▸ Supplied entries
■ ■ ■ ■ ■
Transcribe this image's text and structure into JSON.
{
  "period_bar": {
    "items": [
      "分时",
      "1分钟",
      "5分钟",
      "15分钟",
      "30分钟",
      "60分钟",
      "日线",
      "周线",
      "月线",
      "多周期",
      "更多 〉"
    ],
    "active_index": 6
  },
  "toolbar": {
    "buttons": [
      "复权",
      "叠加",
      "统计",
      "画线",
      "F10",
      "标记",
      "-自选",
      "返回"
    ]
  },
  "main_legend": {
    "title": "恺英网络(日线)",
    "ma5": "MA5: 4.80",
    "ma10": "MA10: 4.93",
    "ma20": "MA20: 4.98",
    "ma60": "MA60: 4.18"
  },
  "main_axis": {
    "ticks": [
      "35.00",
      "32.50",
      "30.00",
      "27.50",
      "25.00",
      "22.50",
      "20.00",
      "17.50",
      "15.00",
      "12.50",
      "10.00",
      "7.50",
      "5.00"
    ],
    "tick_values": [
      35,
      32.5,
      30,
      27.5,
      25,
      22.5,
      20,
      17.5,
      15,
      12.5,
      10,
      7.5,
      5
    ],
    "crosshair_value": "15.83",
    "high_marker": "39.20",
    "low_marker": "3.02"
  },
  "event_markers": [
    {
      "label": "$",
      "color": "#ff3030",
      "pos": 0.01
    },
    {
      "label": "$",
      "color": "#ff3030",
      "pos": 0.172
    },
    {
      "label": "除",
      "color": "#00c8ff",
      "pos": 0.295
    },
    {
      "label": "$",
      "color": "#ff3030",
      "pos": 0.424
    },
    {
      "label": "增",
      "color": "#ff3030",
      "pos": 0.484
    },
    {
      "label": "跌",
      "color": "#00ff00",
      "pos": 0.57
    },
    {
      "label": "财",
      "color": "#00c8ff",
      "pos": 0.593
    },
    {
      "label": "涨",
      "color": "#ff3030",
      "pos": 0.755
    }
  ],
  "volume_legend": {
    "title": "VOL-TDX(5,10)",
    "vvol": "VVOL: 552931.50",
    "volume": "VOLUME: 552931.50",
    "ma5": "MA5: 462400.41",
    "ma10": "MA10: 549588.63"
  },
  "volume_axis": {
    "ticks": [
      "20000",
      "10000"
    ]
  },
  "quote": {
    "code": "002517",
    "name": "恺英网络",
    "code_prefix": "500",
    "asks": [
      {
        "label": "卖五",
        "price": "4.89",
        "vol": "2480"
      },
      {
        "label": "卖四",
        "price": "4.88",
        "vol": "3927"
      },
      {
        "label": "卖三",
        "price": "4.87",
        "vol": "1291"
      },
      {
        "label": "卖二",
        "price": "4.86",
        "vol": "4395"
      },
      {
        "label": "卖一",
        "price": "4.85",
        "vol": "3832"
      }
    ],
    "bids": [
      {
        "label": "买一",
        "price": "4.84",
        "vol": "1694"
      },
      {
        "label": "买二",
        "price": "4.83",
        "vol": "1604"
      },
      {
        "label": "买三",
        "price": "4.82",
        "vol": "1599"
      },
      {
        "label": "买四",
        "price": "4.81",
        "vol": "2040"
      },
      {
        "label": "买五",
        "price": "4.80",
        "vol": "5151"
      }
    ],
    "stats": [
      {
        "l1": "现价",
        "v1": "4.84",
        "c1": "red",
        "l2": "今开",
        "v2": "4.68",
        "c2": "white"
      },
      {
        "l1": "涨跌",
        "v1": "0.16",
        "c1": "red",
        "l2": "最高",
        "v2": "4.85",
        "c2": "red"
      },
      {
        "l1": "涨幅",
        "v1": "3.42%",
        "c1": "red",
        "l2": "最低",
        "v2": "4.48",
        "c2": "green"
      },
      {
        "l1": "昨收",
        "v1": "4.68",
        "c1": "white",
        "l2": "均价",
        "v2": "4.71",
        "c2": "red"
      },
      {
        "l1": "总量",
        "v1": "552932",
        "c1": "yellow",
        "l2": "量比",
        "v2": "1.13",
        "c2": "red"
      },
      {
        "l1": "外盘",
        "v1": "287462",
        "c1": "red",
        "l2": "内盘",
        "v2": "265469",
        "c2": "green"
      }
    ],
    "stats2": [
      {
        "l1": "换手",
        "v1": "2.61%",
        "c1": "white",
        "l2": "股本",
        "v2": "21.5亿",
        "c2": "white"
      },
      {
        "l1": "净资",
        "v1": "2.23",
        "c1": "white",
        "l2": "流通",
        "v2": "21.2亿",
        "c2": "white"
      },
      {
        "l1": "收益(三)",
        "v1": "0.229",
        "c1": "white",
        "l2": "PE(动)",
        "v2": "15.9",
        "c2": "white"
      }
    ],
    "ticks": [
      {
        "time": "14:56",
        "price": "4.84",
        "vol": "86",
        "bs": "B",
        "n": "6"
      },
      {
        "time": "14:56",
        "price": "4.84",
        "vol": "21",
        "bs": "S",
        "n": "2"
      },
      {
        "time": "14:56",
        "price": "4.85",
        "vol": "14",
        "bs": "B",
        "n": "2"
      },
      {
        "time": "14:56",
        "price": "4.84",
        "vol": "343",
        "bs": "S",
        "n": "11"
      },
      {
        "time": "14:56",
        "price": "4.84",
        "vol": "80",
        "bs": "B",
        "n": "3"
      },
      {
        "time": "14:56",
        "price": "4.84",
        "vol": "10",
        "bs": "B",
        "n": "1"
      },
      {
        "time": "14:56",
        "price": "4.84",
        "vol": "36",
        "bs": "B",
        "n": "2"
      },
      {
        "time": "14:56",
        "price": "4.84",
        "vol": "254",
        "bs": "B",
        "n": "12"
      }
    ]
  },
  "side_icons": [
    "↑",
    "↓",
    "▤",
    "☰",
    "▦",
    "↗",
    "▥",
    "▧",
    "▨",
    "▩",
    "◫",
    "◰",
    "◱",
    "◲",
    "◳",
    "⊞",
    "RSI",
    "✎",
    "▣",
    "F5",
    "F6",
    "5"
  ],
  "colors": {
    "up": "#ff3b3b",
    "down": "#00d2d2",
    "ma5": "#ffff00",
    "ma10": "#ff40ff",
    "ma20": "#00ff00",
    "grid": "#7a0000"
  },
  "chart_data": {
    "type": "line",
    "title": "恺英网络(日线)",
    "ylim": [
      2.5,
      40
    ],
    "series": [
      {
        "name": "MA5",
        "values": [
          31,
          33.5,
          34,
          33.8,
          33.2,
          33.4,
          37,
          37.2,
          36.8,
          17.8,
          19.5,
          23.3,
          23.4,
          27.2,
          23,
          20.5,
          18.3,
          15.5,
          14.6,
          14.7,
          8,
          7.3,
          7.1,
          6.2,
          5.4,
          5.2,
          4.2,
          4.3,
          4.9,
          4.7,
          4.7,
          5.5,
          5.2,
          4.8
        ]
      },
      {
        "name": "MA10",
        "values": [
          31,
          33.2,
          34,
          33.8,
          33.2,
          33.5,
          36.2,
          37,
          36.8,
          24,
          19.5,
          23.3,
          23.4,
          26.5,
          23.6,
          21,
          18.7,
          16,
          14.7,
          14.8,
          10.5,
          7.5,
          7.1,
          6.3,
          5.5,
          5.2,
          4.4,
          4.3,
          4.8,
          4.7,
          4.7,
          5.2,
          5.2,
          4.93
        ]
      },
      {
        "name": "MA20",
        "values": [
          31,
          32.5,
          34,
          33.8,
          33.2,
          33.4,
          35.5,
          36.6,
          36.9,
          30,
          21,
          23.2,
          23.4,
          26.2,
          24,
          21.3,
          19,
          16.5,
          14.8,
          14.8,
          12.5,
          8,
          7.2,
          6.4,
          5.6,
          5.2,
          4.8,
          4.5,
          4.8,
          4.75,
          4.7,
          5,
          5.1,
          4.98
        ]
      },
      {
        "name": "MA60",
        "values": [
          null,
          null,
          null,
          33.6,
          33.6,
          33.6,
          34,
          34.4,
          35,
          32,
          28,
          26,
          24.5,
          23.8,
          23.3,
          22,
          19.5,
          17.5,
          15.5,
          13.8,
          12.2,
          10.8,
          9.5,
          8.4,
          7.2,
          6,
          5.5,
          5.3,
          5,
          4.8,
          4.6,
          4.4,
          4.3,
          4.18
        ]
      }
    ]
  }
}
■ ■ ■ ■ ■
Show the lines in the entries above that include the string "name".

▸ Task solution
    "name": "恺英网络",
        "name": "MA5",
        "name": "MA10",
        "name": "MA20",
        "name": "MA60",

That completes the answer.